*TASK OBJECTIVE:* Pick the lines holding the string "type" out of the records and copy them.

::: INFORMATION SHOWN :::

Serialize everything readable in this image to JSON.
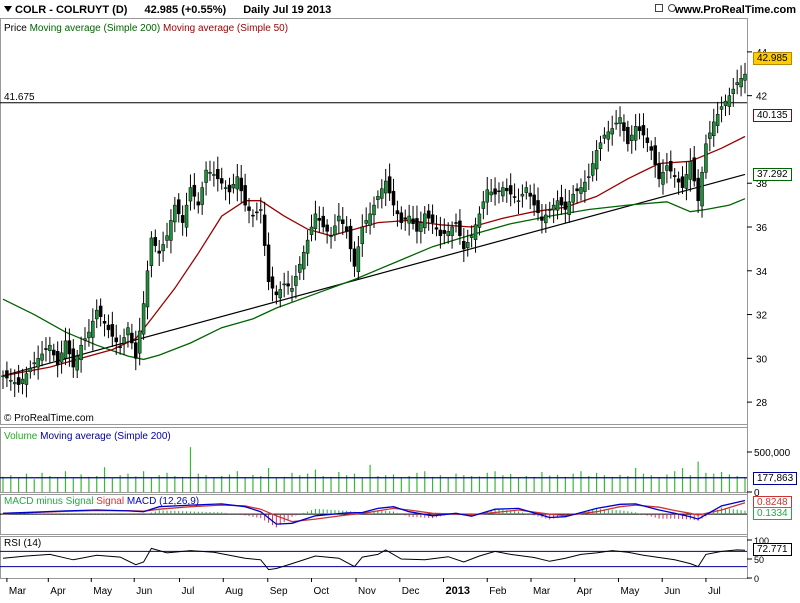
{
  "header": {
    "symbol": "COLR - COLRUYT (D)",
    "last_change": "42.985 (+0.55%)",
    "period": "Daily  Jul 19 2013",
    "site": "www.ProRealTime.com",
    "icons": [
      "tools-icon",
      "settings-icon"
    ]
  },
  "watermark": "© ProRealTime.com",
  "colors": {
    "price_up": "#000000",
    "ma200": "#006400",
    "ma50": "#990000",
    "trendline": "#000000",
    "level_line": "#000000",
    "volume": "#33bb33",
    "volume_ma": "#000099",
    "macd": "#0000cc",
    "signal": "#cc3333",
    "macd_hist": "#22aa44",
    "rsi": "#000000",
    "last_price_badge": "#ffcc00"
  },
  "chart_data": [
    {
      "type": "candlestick",
      "panel": "price",
      "legend": {
        "prefix": "Price",
        "ma200": "Moving average (Simple 200)",
        "ma50": "Moving average (Simple 50)"
      },
      "x_labels": [
        "Mar",
        "Apr",
        "May",
        "Jun",
        "Jul",
        "Aug",
        "Sep",
        "Oct",
        "Nov",
        "Dec",
        "2013",
        "Feb",
        "Mar",
        "Apr",
        "May",
        "Jun",
        "Jul"
      ],
      "ylim": [
        27,
        45
      ],
      "yticks": [
        28,
        30,
        32,
        34,
        36,
        38,
        42,
        44
      ],
      "horizontal_level": {
        "value": 41.675,
        "label": "41.675"
      },
      "trendline": {
        "start": 29.2,
        "end": 38.4
      },
      "price_path": [
        [
          0,
          29.2
        ],
        [
          2,
          28.8
        ],
        [
          4,
          29.8
        ],
        [
          6,
          30.6
        ],
        [
          7,
          29.7
        ],
        [
          8,
          30.8
        ],
        [
          9,
          29.6
        ],
        [
          10,
          30.6
        ],
        [
          11,
          31.2
        ],
        [
          12,
          32.2
        ],
        [
          13,
          31.6
        ],
        [
          14,
          31.0
        ],
        [
          15,
          30.5
        ],
        [
          16,
          31.4
        ],
        [
          17,
          30.0
        ],
        [
          18,
          32.5
        ],
        [
          19,
          35.5
        ],
        [
          20,
          34.8
        ],
        [
          21,
          35.6
        ],
        [
          22,
          37.0
        ],
        [
          23,
          36.2
        ],
        [
          24,
          37.8
        ],
        [
          25,
          37.0
        ],
        [
          26,
          38.6
        ],
        [
          27,
          38.4
        ],
        [
          28,
          38.0
        ],
        [
          29,
          37.6
        ],
        [
          30,
          38.3
        ],
        [
          31,
          37.0
        ],
        [
          32,
          36.5
        ],
        [
          33,
          36.8
        ],
        [
          34,
          33.5
        ],
        [
          35,
          32.9
        ],
        [
          36,
          33.4
        ],
        [
          37,
          33.2
        ],
        [
          38,
          34.3
        ],
        [
          39,
          35.4
        ],
        [
          40,
          36.6
        ],
        [
          41,
          36.0
        ],
        [
          42,
          35.6
        ],
        [
          43,
          36.5
        ],
        [
          44,
          35.8
        ],
        [
          45,
          34.2
        ],
        [
          46,
          36.0
        ],
        [
          47,
          36.6
        ],
        [
          48,
          37.4
        ],
        [
          49,
          38.1
        ],
        [
          50,
          37.0
        ],
        [
          51,
          36.2
        ],
        [
          52,
          36.5
        ],
        [
          53,
          35.8
        ],
        [
          54,
          36.6
        ],
        [
          55,
          36.2
        ],
        [
          56,
          35.6
        ],
        [
          57,
          35.8
        ],
        [
          58,
          36.2
        ],
        [
          59,
          35.0
        ],
        [
          60,
          35.6
        ],
        [
          61,
          36.6
        ],
        [
          62,
          37.7
        ],
        [
          63,
          37.5
        ],
        [
          64,
          37.8
        ],
        [
          65,
          37.5
        ],
        [
          66,
          37.2
        ],
        [
          67,
          37.8
        ],
        [
          68,
          37.0
        ],
        [
          69,
          36.3
        ],
        [
          70,
          36.8
        ],
        [
          71,
          37.2
        ],
        [
          72,
          36.8
        ],
        [
          73,
          37.5
        ],
        [
          74,
          37.8
        ],
        [
          75,
          38.3
        ],
        [
          76,
          39.5
        ],
        [
          77,
          40.2
        ],
        [
          78,
          40.5
        ],
        [
          79,
          41.0
        ],
        [
          80,
          39.8
        ],
        [
          81,
          40.6
        ],
        [
          82,
          40.2
        ],
        [
          83,
          39.5
        ],
        [
          84,
          38.2
        ],
        [
          85,
          38.8
        ],
        [
          86,
          38.3
        ],
        [
          87,
          37.8
        ],
        [
          88,
          39.0
        ],
        [
          89,
          37.2
        ],
        [
          90,
          39.8
        ],
        [
          91,
          40.8
        ],
        [
          92,
          41.5
        ],
        [
          93,
          42.0
        ],
        [
          94,
          42.6
        ],
        [
          95,
          42.985
        ]
      ],
      "ma200": [
        [
          0,
          32.7
        ],
        [
          4,
          32.0
        ],
        [
          8,
          31.2
        ],
        [
          12,
          30.6
        ],
        [
          16,
          30.1
        ],
        [
          18,
          29.95
        ],
        [
          20,
          30.15
        ],
        [
          24,
          30.7
        ],
        [
          28,
          31.4
        ],
        [
          32,
          31.8
        ],
        [
          35,
          32.3
        ],
        [
          40,
          32.95
        ],
        [
          45,
          33.6
        ],
        [
          50,
          34.35
        ],
        [
          55,
          35.1
        ],
        [
          60,
          35.65
        ],
        [
          65,
          36.15
        ],
        [
          70,
          36.5
        ],
        [
          75,
          36.8
        ],
        [
          80,
          37.0
        ],
        [
          85,
          37.15
        ],
        [
          88,
          36.7
        ],
        [
          90,
          36.8
        ],
        [
          93,
          37.0
        ],
        [
          95,
          37.292
        ]
      ],
      "ma50": [
        [
          0,
          29.2
        ],
        [
          6,
          29.6
        ],
        [
          10,
          30.0
        ],
        [
          14,
          30.4
        ],
        [
          17,
          30.9
        ],
        [
          19,
          31.8
        ],
        [
          22,
          33.2
        ],
        [
          25,
          34.8
        ],
        [
          28,
          36.5
        ],
        [
          31,
          37.2
        ],
        [
          33,
          37.2
        ],
        [
          36,
          36.5
        ],
        [
          39,
          35.9
        ],
        [
          42,
          35.6
        ],
        [
          45,
          35.9
        ],
        [
          48,
          36.2
        ],
        [
          52,
          36.3
        ],
        [
          56,
          36.1
        ],
        [
          60,
          36.0
        ],
        [
          64,
          36.4
        ],
        [
          68,
          36.7
        ],
        [
          72,
          36.9
        ],
        [
          76,
          37.4
        ],
        [
          80,
          38.2
        ],
        [
          84,
          38.9
        ],
        [
          88,
          39.0
        ],
        [
          92,
          39.6
        ],
        [
          95,
          40.135
        ]
      ],
      "badges": {
        "last": "42.985",
        "ma50": "40.135",
        "ma200": "37.292"
      }
    },
    {
      "type": "bar",
      "panel": "volume",
      "legend": {
        "prefix": "Volume",
        "ma": "Moving average (Simple 200)"
      },
      "yticks": [
        500000,
        0
      ],
      "ytick_labels": [
        "500,000",
        "0"
      ],
      "ylim": [
        0,
        650000
      ],
      "values": [
        190000,
        210000,
        175000,
        230000,
        160000,
        240000,
        200000,
        185000,
        260000,
        170000,
        220000,
        190000,
        200000,
        310000,
        180000,
        210000,
        230000,
        195000,
        260000,
        175000,
        210000,
        240000,
        200000,
        190000,
        560000,
        230000,
        210000,
        185000,
        200000,
        220000,
        260000,
        180000,
        215000,
        200000,
        300000,
        175000,
        190000,
        240000,
        210000,
        230000,
        280000,
        200000,
        190000,
        250000,
        210000,
        230000,
        185000,
        340000,
        200000,
        210000,
        220000,
        180000,
        200000,
        240000,
        260000,
        190000,
        210000,
        175000,
        230000,
        210000,
        200000,
        195000,
        240000,
        260000,
        210000,
        225000,
        180000,
        200000,
        190000,
        250000,
        205000,
        215000,
        190000,
        230000,
        260000,
        200000,
        240000,
        210000,
        190000,
        215000,
        200000,
        300000,
        230000,
        210000,
        185000,
        220000,
        260000,
        300000,
        210000,
        380000,
        240000,
        230000,
        250000,
        220000,
        200000,
        180000
      ],
      "ma_value": 177863,
      "badge": "177,863"
    },
    {
      "type": "line",
      "panel": "macd",
      "legend": {
        "prefix": "MACD minus Signal",
        "signal": "Signal",
        "macd": "MACD (12,26,9)"
      },
      "ylim": [
        -1.2,
        1.1
      ],
      "macd": [
        [
          0,
          0.05
        ],
        [
          4,
          0.12
        ],
        [
          8,
          0.2
        ],
        [
          12,
          0.25
        ],
        [
          16,
          0.2
        ],
        [
          18,
          0.15
        ],
        [
          20,
          0.45
        ],
        [
          24,
          0.55
        ],
        [
          28,
          0.62
        ],
        [
          31,
          0.45
        ],
        [
          33,
          0.15
        ],
        [
          35,
          -0.6
        ],
        [
          37,
          -0.55
        ],
        [
          40,
          -0.1
        ],
        [
          44,
          0.08
        ],
        [
          46,
          0.1
        ],
        [
          48,
          0.35
        ],
        [
          50,
          0.45
        ],
        [
          52,
          0.15
        ],
        [
          55,
          -0.1
        ],
        [
          58,
          0.05
        ],
        [
          60,
          -0.12
        ],
        [
          63,
          0.3
        ],
        [
          66,
          0.35
        ],
        [
          70,
          -0.2
        ],
        [
          72,
          -0.15
        ],
        [
          76,
          0.35
        ],
        [
          79,
          0.6
        ],
        [
          81,
          0.62
        ],
        [
          84,
          0.25
        ],
        [
          86,
          0.05
        ],
        [
          88,
          -0.15
        ],
        [
          89,
          -0.3
        ],
        [
          92,
          0.5
        ],
        [
          95,
          0.8248
        ]
      ],
      "signal": [
        [
          0,
          0.03
        ],
        [
          4,
          0.1
        ],
        [
          8,
          0.17
        ],
        [
          12,
          0.22
        ],
        [
          16,
          0.21
        ],
        [
          18,
          0.18
        ],
        [
          20,
          0.3
        ],
        [
          24,
          0.45
        ],
        [
          28,
          0.55
        ],
        [
          31,
          0.5
        ],
        [
          33,
          0.3
        ],
        [
          35,
          -0.1
        ],
        [
          37,
          -0.45
        ],
        [
          40,
          -0.3
        ],
        [
          44,
          -0.05
        ],
        [
          46,
          0.05
        ],
        [
          48,
          0.2
        ],
        [
          50,
          0.35
        ],
        [
          52,
          0.25
        ],
        [
          55,
          0.05
        ],
        [
          58,
          0.0
        ],
        [
          60,
          -0.03
        ],
        [
          63,
          0.1
        ],
        [
          66,
          0.25
        ],
        [
          70,
          0.0
        ],
        [
          72,
          -0.08
        ],
        [
          76,
          0.15
        ],
        [
          79,
          0.45
        ],
        [
          81,
          0.55
        ],
        [
          84,
          0.42
        ],
        [
          86,
          0.22
        ],
        [
          88,
          0.05
        ],
        [
          89,
          -0.05
        ],
        [
          92,
          0.25
        ],
        [
          95,
          0.691
        ]
      ],
      "badges": {
        "macd": "0.8248",
        "hist": "0.1334"
      }
    },
    {
      "type": "line",
      "panel": "rsi",
      "legend": "RSI (14)",
      "ylim": [
        0,
        100
      ],
      "yticks": [
        100,
        50,
        0
      ],
      "levels": [
        70,
        30
      ],
      "values": [
        [
          0,
          52
        ],
        [
          3,
          58
        ],
        [
          6,
          62
        ],
        [
          9,
          48
        ],
        [
          12,
          60
        ],
        [
          15,
          55
        ],
        [
          17,
          35
        ],
        [
          18,
          42
        ],
        [
          19,
          78
        ],
        [
          21,
          66
        ],
        [
          24,
          72
        ],
        [
          27,
          68
        ],
        [
          29,
          60
        ],
        [
          31,
          52
        ],
        [
          33,
          48
        ],
        [
          34,
          22
        ],
        [
          35,
          25
        ],
        [
          37,
          38
        ],
        [
          40,
          58
        ],
        [
          43,
          52
        ],
        [
          45,
          30
        ],
        [
          46,
          55
        ],
        [
          48,
          62
        ],
        [
          49,
          74
        ],
        [
          51,
          50
        ],
        [
          54,
          48
        ],
        [
          57,
          56
        ],
        [
          59,
          42
        ],
        [
          61,
          58
        ],
        [
          63,
          70
        ],
        [
          65,
          62
        ],
        [
          68,
          54
        ],
        [
          70,
          44
        ],
        [
          72,
          52
        ],
        [
          74,
          62
        ],
        [
          76,
          66
        ],
        [
          78,
          72
        ],
        [
          80,
          68
        ],
        [
          82,
          60
        ],
        [
          84,
          54
        ],
        [
          86,
          48
        ],
        [
          88,
          38
        ],
        [
          89,
          30
        ],
        [
          90,
          62
        ],
        [
          92,
          70
        ],
        [
          94,
          74
        ],
        [
          95,
          72.771
        ]
      ],
      "badge": "72.771"
    }
  ]
}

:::

*WRITTEN RESPONSE:*
      "type": "candlestick",
      "type": "bar",
      "type": "line",
      "type": "line",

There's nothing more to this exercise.